Foodbank appeal for donations after sharp increase in demand

Foodbank Warehouse

The Norwood and Brixton Foodbank are appealing for local support and donations after a steep rise in the number of people using the service. It fears that the roll out of Universal Credit next month, where people will have to wait for up to six weeks before they receive the first payment, will make matters worse.

Half-yearly figures (till September) show the number of people depending on three-day emergency food supplies rose steeply –compared with the same period last year – up from 3,248 to 4,404. The Foodbank is a member of the Trussell Trust’s network that reported an overall increase in UK foodbank use.

The Foodbank believes the local increase is due to people struggling with benefit payments and low wages and fears that the number of people dependent on its support is likely to increase in the months leading up to Christmas.

Elizabeth Maytom, Project Lead for The Norwood and Brixton Foodbank said:  “It’s really worrying that we are still seeing an increase in need for emergency food across Lambeth.

Foodbank sign showing it is open“Every week people are referred to us after something unavoidable – like illness, a delayed benefit payment or an unexpected bill – means there’s no money for food. It’s only with local people’s help that we’re able to provide vital support when it matters most, and whilst we hope one day there’ll be no need for our work, until that day comes we’ll be working hard to help prevent people going hungry. Thank you so much to everyone who already donates time, food and money to help local people.”

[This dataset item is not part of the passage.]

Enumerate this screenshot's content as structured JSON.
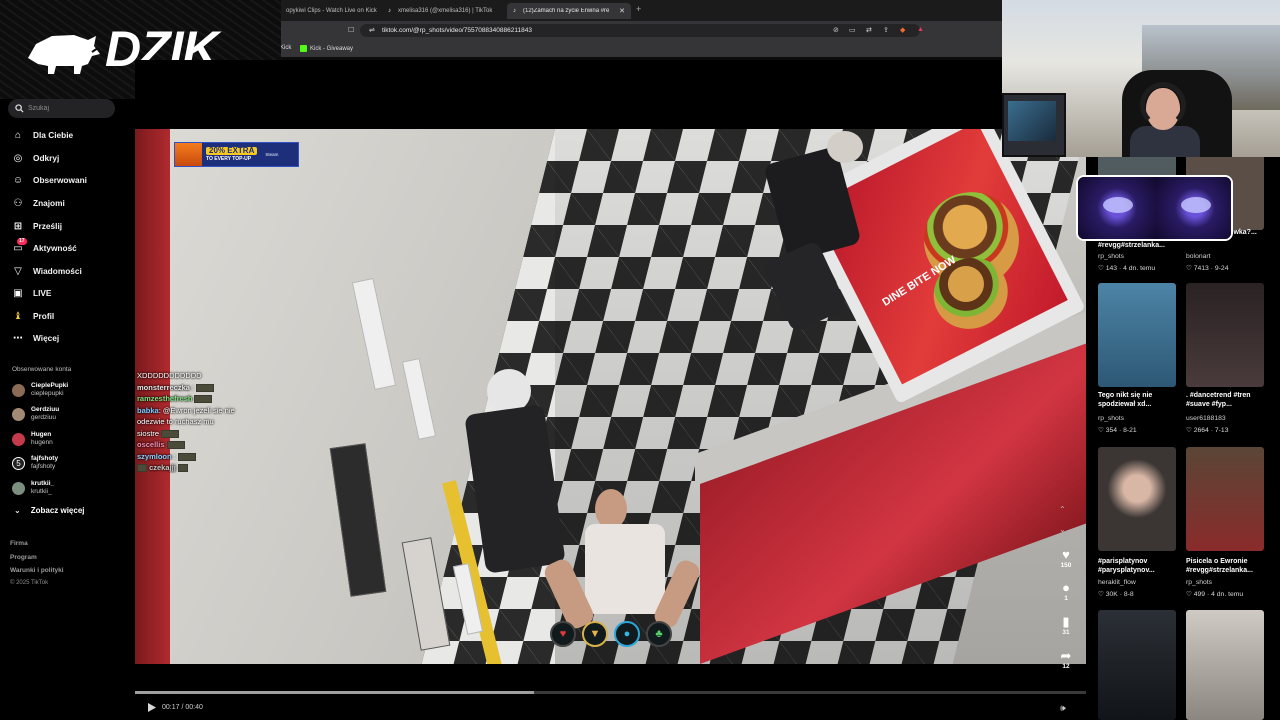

Mark Ward, Interim Chief Executive at The Trussell Trust, said:  “We’re seeing soaring demand at foodbanks across the UK. Our network is working hard to stop people going hungry but the simple truth is that even with the enormous generosity of our donors and volunteers, we’re concerned foodbanks could struggle to meet demand this winter if critical changes to benefit delivery aren’t made now. People cannot be left for weeks without any income, and when that income does come, it must keep pace with living costs – foodbanks cannot be relied upon to pick up the pieces. Without urgent action from policy-makers and even more generous practical support from the public, we don’t know how foodbanks are going to stop families and children going hungry this Christmas.”

The foodbank welcomes any new offers of help with funding – local businesses, organisations and individuals interested  can find out more here.

For up-to-date lists of urgently needed food, information about where donations can be left and to contact the foodbank  visit